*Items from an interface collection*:
*-*-*

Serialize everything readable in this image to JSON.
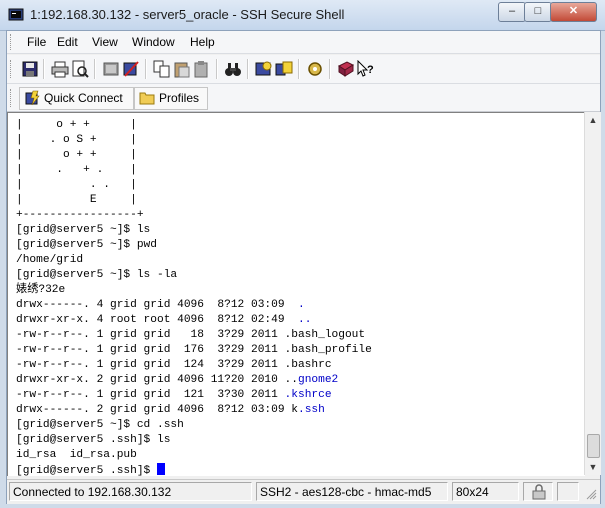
{
  "window": {
    "title": "1:192.168.30.132 - server5_oracle - SSH Secure Shell",
    "min_glyph": "–",
    "max_glyph": "□",
    "close_glyph": "✕"
  },
  "menu": [
    "File",
    "Edit",
    "View",
    "Window",
    "Help"
  ],
  "toolbar": {
    "icons": [
      "save-icon",
      "print-icon",
      "print-preview-icon",
      "disconnect-icon",
      "connect-icon",
      "copy-icon",
      "paste-icon",
      "paste-alt-icon",
      "find-icon",
      "new-terminal-icon",
      "new-file-transfer-icon",
      "settings-icon",
      "help-topics-icon",
      "context-help-icon"
    ]
  },
  "quickbar": {
    "quick_connect": "Quick Connect",
    "profiles": "Profiles"
  },
  "terminal": {
    "lines": [
      "|     o + +      |",
      "|    . o S +     |",
      "|      o + +     |",
      "|     .   + .    |",
      "|          . .   |",
      "|          E     |",
      "+-----------------+",
      "[grid@server5 ~]$ ls",
      "[grid@server5 ~]$ pwd",
      "/home/grid",
      "[grid@server5 ~]$ ls -la",
      "婊绣?32e",
      "drwx------. 4 grid grid 4096  8?12 03:09  .",
      "drwxr-xr-x. 4 root root 4096  8?12 02:49  ..",
      "-rw-r--r--. 1 grid grid   18  3?29 2011 .bash_logout",
      "-rw-r--r--. 1 grid grid  176  3?29 2011 .bash_profile",
      "-rw-r--r--. 1 grid grid  124  3?29 2011 .bashrc",
      "drwxr-xr-x. 2 grid grid 4096 11?20 2010 ..gnome2",
      "-rw-r--r--. 1 grid grid  121  3?30 2011 .kshrce",
      "drwx------. 2 grid grid 4096  8?12 03:09 k.ssh",
      "[grid@server5 ~]$ cd .ssh",
      "[grid@server5 .ssh]$ ls",
      "id_rsa  id_rsa.pub",
      "[grid@server5 .ssh]$ "
    ],
    "dir_colors": {
      "regular": "#000000",
      "directory": "#0000c8"
    }
  },
  "status": {
    "connection": "Connected to 192.168.30.132",
    "cipher": "SSH2 - aes128-cbc - hmac-md5",
    "size": "80x24"
  }
}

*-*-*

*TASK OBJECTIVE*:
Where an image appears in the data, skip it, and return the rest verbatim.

*COMPLETED EXERCISE*:
Serialize everything readable in this image to JSON.
{
  "window": {
    "title": "1:192.168.30.132 - server5_oracle - SSH Secure Shell",
    "min_glyph": "–",
    "max_glyph": "□",
    "close_glyph": "✕"
  },
  "menu": [
    "File",
    "Edit",
    "View",
    "Window",
    "Help"
  ],
  "toolbar": {
    "icons": [
      "save-icon",
      "print-icon",
      "print-preview-icon",
      "disconnect-icon",
      "connect-icon",
      "copy-icon",
      "paste-icon",
      "paste-alt-icon",
      "find-icon",
      "new-terminal-icon",
      "new-file-transfer-icon",
      "settings-icon",
      "help-topics-icon",
      "context-help-icon"
    ]
  },
  "quickbar": {
    "quick_connect": "Quick Connect",
    "profiles": "Profiles"
  },
  "terminal": {
    "lines": [
      "|     o + +      |",
      "|    . o S +     |",
      "|      o + +     |",
      "|     .   + .    |",
      "|          . .   |",
      "|          E     |",
      "+-----------------+",
      "[grid@server5 ~]$ ls",
      "[grid@server5 ~]$ pwd",
      "/home/grid",
      "[grid@server5 ~]$ ls -la",
      "婊绣?32e",
      "drwx------. 4 grid grid 4096  8?12 03:09  .",
      "drwxr-xr-x. 4 root root 4096  8?12 02:49  ..",
      "-rw-r--r--. 1 grid grid   18  3?29 2011 .bash_logout",
      "-rw-r--r--. 1 grid grid  176  3?29 2011 .bash_profile",
      "-rw-r--r--. 1 grid grid  124  3?29 2011 .bashrc",
      "drwxr-xr-x. 2 grid grid 4096 11?20 2010 ..gnome2",
      "-rw-r--r--. 1 grid grid  121  3?30 2011 .kshrce",
      "drwx------. 2 grid grid 4096  8?12 03:09 k.ssh",
      "[grid@server5 ~]$ cd .ssh",
      "[grid@server5 .ssh]$ ls",
      "id_rsa  id_rsa.pub",
      "[grid@server5 .ssh]$ "
    ],
    "dir_colors": {
      "regular": "#000000",
      "directory": "#0000c8"
    }
  },
  "status": {
    "connection": "Connected to 192.168.30.132",
    "cipher": "SSH2 - aes128-cbc - hmac-md5",
    "size": "80x24"
  }
}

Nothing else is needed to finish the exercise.